Based on the breadth of this mission, the DHS S&T Agricultural Defense Scientific Program at the PIADC is critical to the development of Foreign Animal Disease countermeasures that can be deployed in the event of an outbreak, including vaccines, diagnostic technology and biotherapeutics.
Based on the breadth of this mission, the DHS S&T Agricultural Defense Scientific Program at the PIADC is critical to the development of Foreign Animal Disease countermeasures that can be deployed in the event of an outbreak, including vaccines, diagnostic technology and biotherapeutics.
The NAHLN was authorized in the recently passed Farm Bill, and scientists, health professionals and others agree that the network would serve as our nation's most vital early warning system for emerging and foreign animal diseases.
Because of bilateral and international agreements and policies regarding emergency disease responses, the adverse impact of applying foreign animal disease vaccines on the exportation of US livestock and agricultural products internationally and the politically charged decision to change existing policy, an authority delegated only to the US Secretary of Agriculture, vaccine was acquired and stockpiled along the Mexico-US border but could not be applied until VEE was diagnosed.
Researchers from the Institute for Animal Health (United Kingdom), University of Oxford (United Kingdom), Agricultural Research Council-Onderstepoort Veterinary Institute (South-Africa), Agricultural Research Service, USDA - Foreign Animal Disease Research Unit at Plum Island (United States) and Intervet/Schering-Plough Animal Health (The Netherlands) have been granted the money by the Wellcome Trust for a 3-year research project.
Washington, Jan 20 (ANI): A new study by researchers from the Canadian Food Inspection Agency's National Centre for Foreign Animal Disease (NCFAD) and American scientists suggests that the 1918 and 2009 H1N1 flu was probably not spread by birds.

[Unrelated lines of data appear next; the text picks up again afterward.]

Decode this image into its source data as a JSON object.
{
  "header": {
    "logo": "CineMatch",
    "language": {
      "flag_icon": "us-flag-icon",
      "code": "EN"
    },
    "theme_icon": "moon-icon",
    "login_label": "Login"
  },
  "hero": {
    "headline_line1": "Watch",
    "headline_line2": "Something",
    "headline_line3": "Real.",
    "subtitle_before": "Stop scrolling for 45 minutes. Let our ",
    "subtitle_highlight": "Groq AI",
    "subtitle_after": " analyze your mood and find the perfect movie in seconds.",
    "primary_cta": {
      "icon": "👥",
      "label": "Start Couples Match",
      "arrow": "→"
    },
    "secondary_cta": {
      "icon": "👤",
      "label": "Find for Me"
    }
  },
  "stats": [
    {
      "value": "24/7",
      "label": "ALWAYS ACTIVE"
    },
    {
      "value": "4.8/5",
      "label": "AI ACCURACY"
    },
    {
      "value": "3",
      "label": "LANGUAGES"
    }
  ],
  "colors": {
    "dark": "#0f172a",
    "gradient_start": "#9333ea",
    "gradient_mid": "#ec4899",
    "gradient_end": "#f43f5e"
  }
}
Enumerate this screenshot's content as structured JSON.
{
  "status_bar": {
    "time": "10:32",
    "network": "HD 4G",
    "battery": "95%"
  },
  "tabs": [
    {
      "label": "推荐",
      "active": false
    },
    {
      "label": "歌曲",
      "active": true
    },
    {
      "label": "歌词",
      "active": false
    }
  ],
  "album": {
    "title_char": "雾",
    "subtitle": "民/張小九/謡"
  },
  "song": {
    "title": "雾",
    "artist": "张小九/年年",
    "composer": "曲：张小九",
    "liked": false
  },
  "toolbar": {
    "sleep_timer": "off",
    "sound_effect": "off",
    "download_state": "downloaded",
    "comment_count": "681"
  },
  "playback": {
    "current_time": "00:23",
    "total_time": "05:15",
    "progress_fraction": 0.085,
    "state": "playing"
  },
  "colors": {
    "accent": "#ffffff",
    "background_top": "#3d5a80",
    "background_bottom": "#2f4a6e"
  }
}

This BSL-4 lab will be the only one in the United States to integrate several aspects of research, including how lethal agents could be used as bio-weapons; how diseases pass between humans and animals; and how emerging foreign animal diseases spread.